You know that any decision that begins with the following sentence is not going to end well for the defendant food manufacturer: “Trans fat has become increasingly recognized as a dangerous substance and a leading cause of numerous serious ailments, including heart disease and diabetes.” And so it did not.
The 9th Circuit recently considered whether the FDA trans fat regulations governing the contents of the Nutrition Facts Panel preempt California’s unfair competition laws proscribing false or misleading advertising elsewhere on a food product’s label, as argued by The Kroger Company, maker of Kroger Bread Crumbs. In that case, the plaintiff brought a putative class action against Kroger, claiming to have been misled by the bread crumbs label. Because the product contains less than 0.5 gram of trans fat, Kroger had stated “O grams trans fat” in the Nutrition Facts Panel, as required by FDA regulations.

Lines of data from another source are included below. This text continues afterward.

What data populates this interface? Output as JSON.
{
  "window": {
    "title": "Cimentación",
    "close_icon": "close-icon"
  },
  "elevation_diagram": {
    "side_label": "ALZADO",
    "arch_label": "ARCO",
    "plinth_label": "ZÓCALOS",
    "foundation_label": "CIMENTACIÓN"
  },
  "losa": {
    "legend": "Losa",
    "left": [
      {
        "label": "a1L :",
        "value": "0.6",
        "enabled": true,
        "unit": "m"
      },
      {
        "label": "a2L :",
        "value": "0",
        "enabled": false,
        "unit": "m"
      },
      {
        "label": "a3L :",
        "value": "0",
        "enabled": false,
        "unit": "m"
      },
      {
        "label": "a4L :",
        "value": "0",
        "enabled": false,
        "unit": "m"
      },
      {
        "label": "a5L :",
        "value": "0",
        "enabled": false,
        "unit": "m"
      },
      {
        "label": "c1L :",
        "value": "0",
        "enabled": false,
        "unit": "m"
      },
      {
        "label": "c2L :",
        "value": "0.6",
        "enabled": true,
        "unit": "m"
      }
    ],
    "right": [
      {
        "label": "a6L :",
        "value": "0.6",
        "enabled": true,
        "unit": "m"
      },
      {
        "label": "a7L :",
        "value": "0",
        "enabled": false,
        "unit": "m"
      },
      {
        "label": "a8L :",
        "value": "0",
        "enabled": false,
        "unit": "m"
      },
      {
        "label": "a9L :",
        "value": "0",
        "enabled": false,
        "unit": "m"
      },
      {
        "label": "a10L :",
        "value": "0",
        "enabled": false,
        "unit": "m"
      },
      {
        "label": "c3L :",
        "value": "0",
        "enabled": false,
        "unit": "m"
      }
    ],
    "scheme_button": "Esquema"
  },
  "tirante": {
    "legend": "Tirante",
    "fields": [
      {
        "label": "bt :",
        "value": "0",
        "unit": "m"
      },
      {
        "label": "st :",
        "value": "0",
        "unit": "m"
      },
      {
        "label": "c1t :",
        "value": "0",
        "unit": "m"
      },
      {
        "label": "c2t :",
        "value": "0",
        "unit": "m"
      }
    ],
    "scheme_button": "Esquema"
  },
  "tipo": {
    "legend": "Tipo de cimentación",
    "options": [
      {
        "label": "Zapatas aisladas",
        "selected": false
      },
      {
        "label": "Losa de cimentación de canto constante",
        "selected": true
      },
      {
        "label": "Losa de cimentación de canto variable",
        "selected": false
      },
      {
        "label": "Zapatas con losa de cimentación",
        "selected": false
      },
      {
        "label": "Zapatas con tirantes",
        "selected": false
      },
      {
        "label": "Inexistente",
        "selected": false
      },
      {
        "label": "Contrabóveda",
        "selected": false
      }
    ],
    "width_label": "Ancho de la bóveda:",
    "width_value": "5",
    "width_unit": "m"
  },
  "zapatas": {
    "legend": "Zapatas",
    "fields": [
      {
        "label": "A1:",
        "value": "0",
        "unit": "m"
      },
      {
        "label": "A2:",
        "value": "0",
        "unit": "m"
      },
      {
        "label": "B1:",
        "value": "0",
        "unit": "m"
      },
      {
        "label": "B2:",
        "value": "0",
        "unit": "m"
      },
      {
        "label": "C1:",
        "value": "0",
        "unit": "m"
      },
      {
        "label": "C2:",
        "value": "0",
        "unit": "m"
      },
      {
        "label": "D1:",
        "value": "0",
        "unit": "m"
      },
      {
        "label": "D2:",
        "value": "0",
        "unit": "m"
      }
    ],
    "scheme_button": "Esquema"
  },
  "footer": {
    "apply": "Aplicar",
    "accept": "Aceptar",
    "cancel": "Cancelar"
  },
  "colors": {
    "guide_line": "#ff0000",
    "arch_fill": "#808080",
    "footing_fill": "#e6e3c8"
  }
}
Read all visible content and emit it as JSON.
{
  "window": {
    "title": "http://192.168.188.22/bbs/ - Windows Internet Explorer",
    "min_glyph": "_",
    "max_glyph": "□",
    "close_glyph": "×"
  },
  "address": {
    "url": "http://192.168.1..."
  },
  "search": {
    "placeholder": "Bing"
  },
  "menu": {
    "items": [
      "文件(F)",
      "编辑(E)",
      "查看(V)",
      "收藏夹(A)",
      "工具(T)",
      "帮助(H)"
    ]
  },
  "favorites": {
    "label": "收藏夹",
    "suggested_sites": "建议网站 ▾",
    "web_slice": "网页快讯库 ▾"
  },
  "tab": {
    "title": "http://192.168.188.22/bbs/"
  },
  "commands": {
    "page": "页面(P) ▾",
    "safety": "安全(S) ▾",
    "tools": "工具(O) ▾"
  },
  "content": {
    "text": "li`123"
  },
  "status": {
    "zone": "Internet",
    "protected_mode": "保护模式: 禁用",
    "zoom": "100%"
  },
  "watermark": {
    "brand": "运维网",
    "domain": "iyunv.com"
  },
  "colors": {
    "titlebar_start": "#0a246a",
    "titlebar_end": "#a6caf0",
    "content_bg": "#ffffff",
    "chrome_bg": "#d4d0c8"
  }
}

Kroger also stated, on the face of the product label, “0g Trans Fat per serving.” And this is where it got into trouble because, the plaintiff alleged, the product does contain trans fat (though presumably less than 0.5 gram) and that, therefore, Kroger was engaged in false advertising. In its analysis, the Court noted that the rules governing claims made within the Nutrition Facts Panel and the rules governing nutrition content claims elsewhere on the label are different, and what is allowed – or even required – in the Nutrition Facts Panel does not determine what is permissible elsewhere.
Reversing the district court, the 9th Circuit thus held “…the plaintiff can challenge the legitimacy of defendant’s product advertising on the fact of the label that it contains ‘0g Trans Fat per serving.’ In doing so, we take the occasion to reinforce and apply our [earlier] holding…that ‘a requirement to state certain facts in the nutrition label is not a license to make that statement elsewhere on the product.” (emphasis in original)
The Court further noted that “unlike other products, where the distinction [between the rounding rules applicable to the Nutrition Facts Panel and the rules governing nutrient content claims] may not be inimical to the public health, falsely advertising that a food product does not contain trans fat is a health hazard.” As we saw in the Hexapro case, however, a “health hazard” does not have to be at issue for a court to look beyond what labeling requirements permit (or even mandate) in analyzing whether a claim is potentially actionable as false advertising.